Obviously, since this is the heart of the control, this handler routine will be rather large before we are through.

Code: [Select]
/*----------------SECTION 4------------------------------
 This section contains the routine used to register the control with the OS.
--------------------------------------------------------*/

/*=============== END OF SECTION 4 ======================*/
Section 4 is where we will place the code for registering our control with the operating system.

Code: [Select]
/*----------------SECTION 5-------------------------------
 This section contains the command used to create a control.
---------------------------------------------------------*/

/*=============== END OF SECTION 5 =====================*/
Section 5 will contain the code we will use to create an instance of our control.

Code: [Select]
/*----------------SECTION 6----------------------------
 This section contains the control's configuration commands
-------------------------------------------------------*/

/*=============== END OF SECTION 6 =================*/
Section 6 will contain the code we will use to configure our control.

Code: [Select]
/*----------------SECTION 7-----------------------------
 This section contains routines for updating the pointer positions of the control
--------------------------------------------------------*/

/*=============== END OF SECTION 7 ====================*/
Section 7 will contain the functions that are called by the timer routine in our test program. These functions will cause our control pointer to be updated.

Code: [Select]
/*----------------SECTION 8------------------------------
 This section contains routines that support the control's message handler
--------------------------------------------------------*/

/*=============== END OF SECTION 8 =====================*/
Section 8 will contain routines that support the message handler directly.

Code: [Select]
/*----------------SECTION 9---------------------------------
 This section contains routine for the control to talk to its parent
-----------------------------------------------------------*/

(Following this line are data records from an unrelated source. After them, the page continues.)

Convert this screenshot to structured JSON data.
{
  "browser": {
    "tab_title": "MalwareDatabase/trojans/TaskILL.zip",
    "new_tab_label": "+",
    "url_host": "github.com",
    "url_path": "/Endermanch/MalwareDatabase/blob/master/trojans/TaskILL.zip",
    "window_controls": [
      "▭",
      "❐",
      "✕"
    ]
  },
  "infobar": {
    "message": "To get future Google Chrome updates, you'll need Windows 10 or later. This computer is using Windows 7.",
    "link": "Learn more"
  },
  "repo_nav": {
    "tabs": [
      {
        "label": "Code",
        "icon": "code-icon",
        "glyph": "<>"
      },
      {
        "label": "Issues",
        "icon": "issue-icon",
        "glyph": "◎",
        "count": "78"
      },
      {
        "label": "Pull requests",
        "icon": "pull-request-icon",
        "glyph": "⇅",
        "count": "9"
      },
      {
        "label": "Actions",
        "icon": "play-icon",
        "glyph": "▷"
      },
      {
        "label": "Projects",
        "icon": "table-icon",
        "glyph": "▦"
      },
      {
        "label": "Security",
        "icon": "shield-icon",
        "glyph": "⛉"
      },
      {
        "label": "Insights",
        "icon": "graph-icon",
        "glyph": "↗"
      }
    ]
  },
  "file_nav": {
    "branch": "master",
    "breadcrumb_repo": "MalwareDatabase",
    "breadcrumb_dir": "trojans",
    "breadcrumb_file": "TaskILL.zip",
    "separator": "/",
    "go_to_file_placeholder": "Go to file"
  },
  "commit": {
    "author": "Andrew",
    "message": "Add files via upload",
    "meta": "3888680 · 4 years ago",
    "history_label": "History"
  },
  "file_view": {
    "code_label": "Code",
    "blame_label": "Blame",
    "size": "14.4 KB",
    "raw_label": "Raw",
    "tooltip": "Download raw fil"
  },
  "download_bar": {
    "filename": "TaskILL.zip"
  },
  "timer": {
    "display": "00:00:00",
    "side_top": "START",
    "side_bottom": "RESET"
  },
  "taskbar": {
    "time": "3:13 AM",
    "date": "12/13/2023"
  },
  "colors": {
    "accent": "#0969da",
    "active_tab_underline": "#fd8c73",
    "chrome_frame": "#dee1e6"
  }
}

/*=============== END OF SECTION 9 =======================*/
Section 9 will contain the code that allows our control to send notifications to its parent window.

Code: [Select]
/*----------------SECTION 10--------------------------------
 This section contains any required utility routines
-----------------------------------------------------------/

/*=============== END OF SECTION 10 ======================*/
Section 10 will contain generic utility routines required by our control.

That concludes the overview of our skeleton files.  A copy of this could be set aside and used as the basis for any custom control the reader may want to attempt.

_____________________________

Coming Next - TBD
« Last Edit: August 18, 2011, 06:25:05 AM by LarryMc »
LarryMc
Larry McCaughn :)
Author of IWB+, Custom Button Designer library, Custom Chart Designer library, Snippet Manager, IWGrid control library, LM_Image control library